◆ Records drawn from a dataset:
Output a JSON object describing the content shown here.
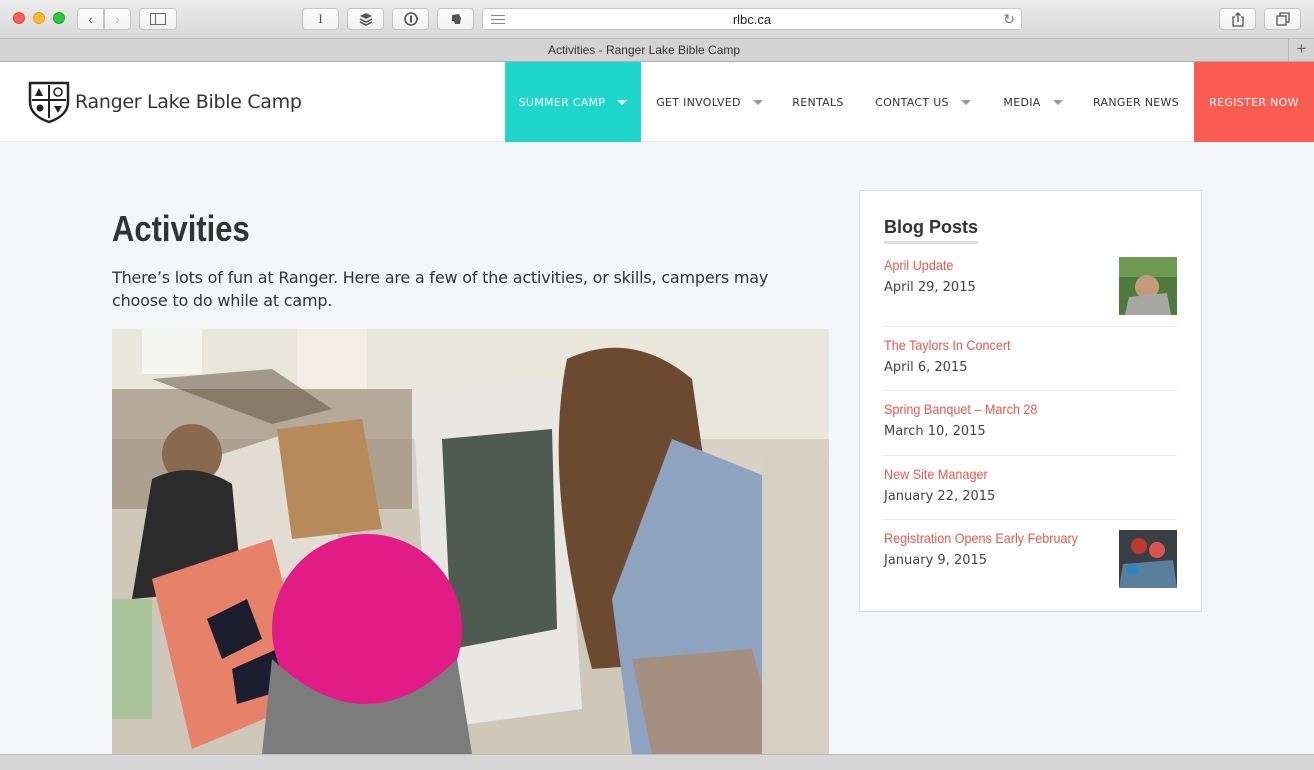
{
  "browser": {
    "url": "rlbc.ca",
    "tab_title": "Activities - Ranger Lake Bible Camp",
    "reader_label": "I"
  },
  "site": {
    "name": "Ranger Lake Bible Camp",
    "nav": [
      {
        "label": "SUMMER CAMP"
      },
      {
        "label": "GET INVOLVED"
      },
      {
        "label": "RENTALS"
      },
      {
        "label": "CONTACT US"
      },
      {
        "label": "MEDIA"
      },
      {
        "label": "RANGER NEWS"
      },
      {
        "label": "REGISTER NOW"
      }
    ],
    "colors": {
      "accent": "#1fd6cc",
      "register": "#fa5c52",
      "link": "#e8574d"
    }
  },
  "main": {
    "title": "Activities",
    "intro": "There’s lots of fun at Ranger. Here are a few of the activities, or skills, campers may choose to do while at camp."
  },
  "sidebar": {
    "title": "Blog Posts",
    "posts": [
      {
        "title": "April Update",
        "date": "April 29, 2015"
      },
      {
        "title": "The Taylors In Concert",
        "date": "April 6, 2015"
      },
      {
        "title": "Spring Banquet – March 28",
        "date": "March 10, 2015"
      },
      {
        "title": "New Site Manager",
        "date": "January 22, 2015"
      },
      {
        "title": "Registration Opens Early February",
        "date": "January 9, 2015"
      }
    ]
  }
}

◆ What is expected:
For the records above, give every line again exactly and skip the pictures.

◆ Written answer:
Output a JSON object describing the content shown here.
{
  "browser": {
    "url": "rlbc.ca",
    "tab_title": "Activities - Ranger Lake Bible Camp",
    "reader_label": "I"
  },
  "site": {
    "name": "Ranger Lake Bible Camp",
    "nav": [
      {
        "label": "SUMMER CAMP"
      },
      {
        "label": "GET INVOLVED"
      },
      {
        "label": "RENTALS"
      },
      {
        "label": "CONTACT US"
      },
      {
        "label": "MEDIA"
      },
      {
        "label": "RANGER NEWS"
      },
      {
        "label": "REGISTER NOW"
      }
    ],
    "colors": {
      "accent": "#1fd6cc",
      "register": "#fa5c52",
      "link": "#e8574d"
    }
  },
  "main": {
    "title": "Activities",
    "intro": "There’s lots of fun at Ranger. Here are a few of the activities, or skills, campers may choose to do while at camp."
  },
  "sidebar": {
    "title": "Blog Posts",
    "posts": [
      {
        "title": "April Update",
        "date": "April 29, 2015"
      },
      {
        "title": "The Taylors In Concert",
        "date": "April 6, 2015"
      },
      {
        "title": "Spring Banquet – March 28",
        "date": "March 10, 2015"
      },
      {
        "title": "New Site Manager",
        "date": "January 22, 2015"
      },
      {
        "title": "Registration Opens Early February",
        "date": "January 9, 2015"
      }
    ]
  }
}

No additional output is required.